Within the data below, copy each line where the string "arrow" is found.

[Task material — start]

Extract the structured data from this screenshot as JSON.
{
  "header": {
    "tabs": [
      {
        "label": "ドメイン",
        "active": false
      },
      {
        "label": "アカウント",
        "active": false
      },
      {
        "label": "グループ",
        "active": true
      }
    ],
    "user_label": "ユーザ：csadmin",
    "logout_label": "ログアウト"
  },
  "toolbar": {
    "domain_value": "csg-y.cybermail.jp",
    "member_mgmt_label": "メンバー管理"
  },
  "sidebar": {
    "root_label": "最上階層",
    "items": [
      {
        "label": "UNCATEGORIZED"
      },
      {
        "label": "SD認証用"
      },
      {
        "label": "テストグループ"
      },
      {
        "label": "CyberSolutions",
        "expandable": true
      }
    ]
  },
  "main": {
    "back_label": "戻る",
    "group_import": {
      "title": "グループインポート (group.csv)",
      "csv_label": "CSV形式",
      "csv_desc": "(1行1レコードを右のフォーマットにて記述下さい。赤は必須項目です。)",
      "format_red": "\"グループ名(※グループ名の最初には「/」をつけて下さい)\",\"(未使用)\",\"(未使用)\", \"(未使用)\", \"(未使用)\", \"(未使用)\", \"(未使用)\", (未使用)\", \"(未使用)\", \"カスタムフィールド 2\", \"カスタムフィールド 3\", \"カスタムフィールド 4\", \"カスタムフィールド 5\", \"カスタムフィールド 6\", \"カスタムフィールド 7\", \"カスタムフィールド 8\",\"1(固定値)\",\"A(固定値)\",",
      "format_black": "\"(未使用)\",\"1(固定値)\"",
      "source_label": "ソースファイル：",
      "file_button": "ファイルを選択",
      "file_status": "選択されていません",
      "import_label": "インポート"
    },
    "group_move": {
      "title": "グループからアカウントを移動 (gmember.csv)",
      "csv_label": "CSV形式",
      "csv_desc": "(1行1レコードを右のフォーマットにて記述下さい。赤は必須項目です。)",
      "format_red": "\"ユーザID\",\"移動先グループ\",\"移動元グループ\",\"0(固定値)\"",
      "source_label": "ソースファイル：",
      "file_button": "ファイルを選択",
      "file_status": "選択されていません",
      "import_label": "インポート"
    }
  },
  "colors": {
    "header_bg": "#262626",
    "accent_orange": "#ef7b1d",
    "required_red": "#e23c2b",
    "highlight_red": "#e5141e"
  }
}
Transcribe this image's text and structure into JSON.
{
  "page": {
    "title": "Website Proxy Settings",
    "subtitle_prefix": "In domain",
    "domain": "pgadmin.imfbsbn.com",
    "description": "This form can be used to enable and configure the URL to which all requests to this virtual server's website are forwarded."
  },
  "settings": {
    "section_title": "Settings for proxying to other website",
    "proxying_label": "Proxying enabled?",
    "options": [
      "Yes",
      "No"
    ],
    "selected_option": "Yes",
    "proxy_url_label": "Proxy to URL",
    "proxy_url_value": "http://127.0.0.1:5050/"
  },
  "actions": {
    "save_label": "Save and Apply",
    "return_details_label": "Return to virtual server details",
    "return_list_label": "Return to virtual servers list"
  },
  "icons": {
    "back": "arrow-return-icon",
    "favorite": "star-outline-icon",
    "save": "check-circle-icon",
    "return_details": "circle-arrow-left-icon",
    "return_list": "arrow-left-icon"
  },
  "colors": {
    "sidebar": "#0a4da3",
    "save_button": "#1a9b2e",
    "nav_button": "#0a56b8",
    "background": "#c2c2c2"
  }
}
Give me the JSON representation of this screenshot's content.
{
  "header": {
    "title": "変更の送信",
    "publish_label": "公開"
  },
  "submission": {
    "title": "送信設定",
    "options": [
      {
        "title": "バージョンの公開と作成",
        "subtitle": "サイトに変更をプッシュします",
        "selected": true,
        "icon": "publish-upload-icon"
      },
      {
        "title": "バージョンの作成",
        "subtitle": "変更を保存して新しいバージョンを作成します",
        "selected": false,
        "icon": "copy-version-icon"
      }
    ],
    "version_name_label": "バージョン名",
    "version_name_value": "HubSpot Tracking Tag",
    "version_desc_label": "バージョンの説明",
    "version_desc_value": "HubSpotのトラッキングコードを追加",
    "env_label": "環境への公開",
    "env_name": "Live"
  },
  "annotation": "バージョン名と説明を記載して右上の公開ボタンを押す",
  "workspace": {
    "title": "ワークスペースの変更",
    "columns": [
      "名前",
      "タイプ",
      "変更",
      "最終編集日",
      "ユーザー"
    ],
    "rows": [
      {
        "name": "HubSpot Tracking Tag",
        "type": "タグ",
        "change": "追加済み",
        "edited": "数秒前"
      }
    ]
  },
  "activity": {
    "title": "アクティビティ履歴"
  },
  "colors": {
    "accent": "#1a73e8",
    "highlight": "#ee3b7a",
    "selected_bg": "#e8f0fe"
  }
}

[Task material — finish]

Expected answer:
    "back": "arrow-return-icon",
    "return_details": "circle-arrow-left-icon",
    "return_list": "arrow-left-icon"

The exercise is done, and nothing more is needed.